If the industry is at the point where anyone can launch a dating site or become a pseudo-affiliate of White Label Dating, where is the interesting stuff happening? These days the action and interesting stuff tends to be happening at the top ten dating sites. Thats where the real innovation and growth is occurring, along with one heck of a steep learning curve. And that’s where my focus is moving towards as well.

Lately I’ve been reading more stories like these:

Is Big Data at a tipping point?

Online dating: Your profile’s long, scary shelf life

How Google and Facebook are using R:

Itamar Rosenn at Facebook conveyed how Facebook’s Data Team used R in 2007 to answer two questions about new users: (i) which data points predict whether a user will stay? and (ii) if they stay, which data points predict how active they’ll be after three months?

For the first question, Itamar’s team used recursive partitioning (via the rpart package) to infer that just two data points are significantly predictive of whether a user remains on Facebook: (i) having more than one session as a new user, and (ii) entering basic profile information.

For the second question, they fit the data to a logistic model using a least angle regression approach (via the lars package), and found that activity at three months was predicted by variables related to three classes of behavior: (i) how often a user was reached out to by others, (ii) frequency of third party application use, and (iii) what Itamar termed “receptiveness” — related to how forthcoming a user was on the site.
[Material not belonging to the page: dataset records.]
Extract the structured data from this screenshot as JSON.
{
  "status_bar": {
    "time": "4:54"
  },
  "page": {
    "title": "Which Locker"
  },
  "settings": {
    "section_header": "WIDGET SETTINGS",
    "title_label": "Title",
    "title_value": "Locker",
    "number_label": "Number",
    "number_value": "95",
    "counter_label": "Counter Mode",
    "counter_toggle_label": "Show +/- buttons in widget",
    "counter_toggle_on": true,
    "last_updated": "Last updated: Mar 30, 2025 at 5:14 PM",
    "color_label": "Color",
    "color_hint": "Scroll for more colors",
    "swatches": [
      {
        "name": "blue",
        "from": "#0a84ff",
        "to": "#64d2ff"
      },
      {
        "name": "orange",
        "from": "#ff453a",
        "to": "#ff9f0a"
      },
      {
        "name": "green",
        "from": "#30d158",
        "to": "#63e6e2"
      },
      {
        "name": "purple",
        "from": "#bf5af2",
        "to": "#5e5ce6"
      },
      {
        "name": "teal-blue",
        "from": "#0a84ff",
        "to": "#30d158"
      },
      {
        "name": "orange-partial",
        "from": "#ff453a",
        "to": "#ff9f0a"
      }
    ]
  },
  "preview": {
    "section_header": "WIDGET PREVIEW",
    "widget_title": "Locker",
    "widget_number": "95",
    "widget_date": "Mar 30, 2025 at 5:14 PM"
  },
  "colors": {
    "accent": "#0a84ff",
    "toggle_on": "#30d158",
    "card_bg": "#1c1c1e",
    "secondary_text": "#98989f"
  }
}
Facebook’s “In-House Sociologist” Shares Stats on Users’ Social Behavior

These stories may seem to have little to do with online dating, but as a whole they can be seen as incredibly inspiring when viewed from the perspective of someone running an established dating site or looking to start one.

One one end of the spectrum we have bare-bones sites like SinglesNet at the top of the charts, both for traffic and consumer complaints. On the other end we have analysis-driven dating sites like Chemistry and eHarmony (both with their share of complaints as well) leading the charge into massively scalable dating sites able to match members heuristically.

In between we have the niche sites making a tidy profit for a handful of companies focused on satisfying customer demand and hopefully having a good time while they do it.

Then we have the startups, which range from naive to incredibly thoughtful when it comes to business models, marketing plans and expectations. See above.

Each sector of the online dating industry has is own set of issues and objectives but all share these common goals: Attracting members, converting them and then retaining them for as long as possible. This in effect is the essence of online dating and of the work I perform, day in and day out, for five years and counting. These goals will not change anytime soon, but the strategy, execution and resources required the achieve them are evolving drastically. That’s what I attempt to discuss here in the hopes that the online dating industry values my effort and insight enough to warrant hiring me.

As compatibility matching and the systems required to support millions of members continue to increase in complexity, the number of dating site able to compete is going to shrink. This will lead to consolidation, with a few Googles MSN Seach and Ask.com’s in play and then a tier of niche sites catering to 500,000-people communities based on age, sexuality and interest. The rest of the market will solider along, strong enough to live on shoestring budgets and clever marketing campaigns. I think this is exactly where the market needs to go, but the timeline in which this will happen is anyone’s guess.

Anyone who disagrees should go read up on Facebook’s growth, the small number of social networks and the consumer revolt against myriad profiles and demand for simplicity. Online dating is different from social networking in many ways, but the writing is on the wall. What do you think?